>>>>>

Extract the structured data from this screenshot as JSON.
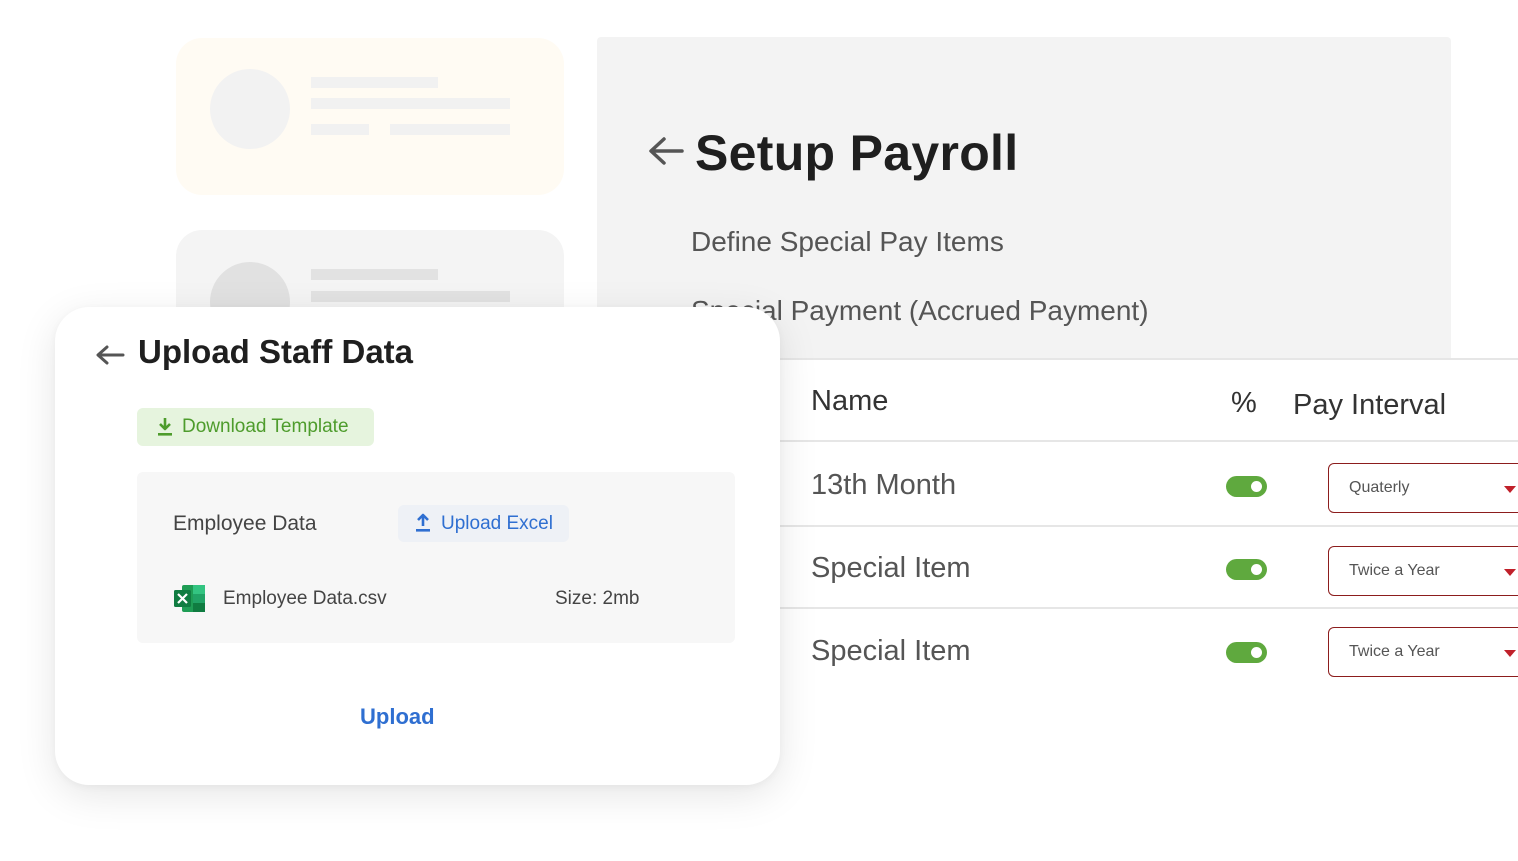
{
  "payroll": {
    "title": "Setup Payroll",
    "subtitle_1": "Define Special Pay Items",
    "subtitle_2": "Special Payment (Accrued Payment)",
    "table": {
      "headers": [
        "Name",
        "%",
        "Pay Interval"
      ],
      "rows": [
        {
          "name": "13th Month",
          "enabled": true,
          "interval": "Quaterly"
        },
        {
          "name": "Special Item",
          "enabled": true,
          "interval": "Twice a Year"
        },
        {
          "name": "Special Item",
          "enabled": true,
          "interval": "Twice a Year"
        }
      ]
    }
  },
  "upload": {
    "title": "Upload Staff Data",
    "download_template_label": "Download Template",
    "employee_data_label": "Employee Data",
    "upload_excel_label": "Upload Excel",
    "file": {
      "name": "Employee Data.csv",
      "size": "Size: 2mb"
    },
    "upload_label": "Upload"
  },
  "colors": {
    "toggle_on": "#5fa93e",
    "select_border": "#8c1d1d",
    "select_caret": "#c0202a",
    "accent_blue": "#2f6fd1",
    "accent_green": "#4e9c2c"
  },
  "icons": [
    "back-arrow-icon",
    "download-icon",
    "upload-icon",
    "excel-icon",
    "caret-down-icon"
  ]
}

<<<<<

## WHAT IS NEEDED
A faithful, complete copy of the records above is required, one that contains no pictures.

## ANSWER FOR THE TASK
Extract the structured data from this screenshot as JSON.
{
  "payroll": {
    "title": "Setup Payroll",
    "subtitle_1": "Define Special Pay Items",
    "subtitle_2": "Special Payment (Accrued Payment)",
    "table": {
      "headers": [
        "Name",
        "%",
        "Pay Interval"
      ],
      "rows": [
        {
          "name": "13th Month",
          "enabled": true,
          "interval": "Quaterly"
        },
        {
          "name": "Special Item",
          "enabled": true,
          "interval": "Twice a Year"
        },
        {
          "name": "Special Item",
          "enabled": true,
          "interval": "Twice a Year"
        }
      ]
    }
  },
  "upload": {
    "title": "Upload Staff Data",
    "download_template_label": "Download Template",
    "employee_data_label": "Employee Data",
    "upload_excel_label": "Upload Excel",
    "file": {
      "name": "Employee Data.csv",
      "size": "Size: 2mb"
    },
    "upload_label": "Upload"
  },
  "colors": {
    "toggle_on": "#5fa93e",
    "select_border": "#8c1d1d",
    "select_caret": "#c0202a",
    "accent_blue": "#2f6fd1",
    "accent_green": "#4e9c2c"
  },
  "icons": [
    "back-arrow-icon",
    "download-icon",
    "upload-icon",
    "excel-icon",
    "caret-down-icon"
  ]
}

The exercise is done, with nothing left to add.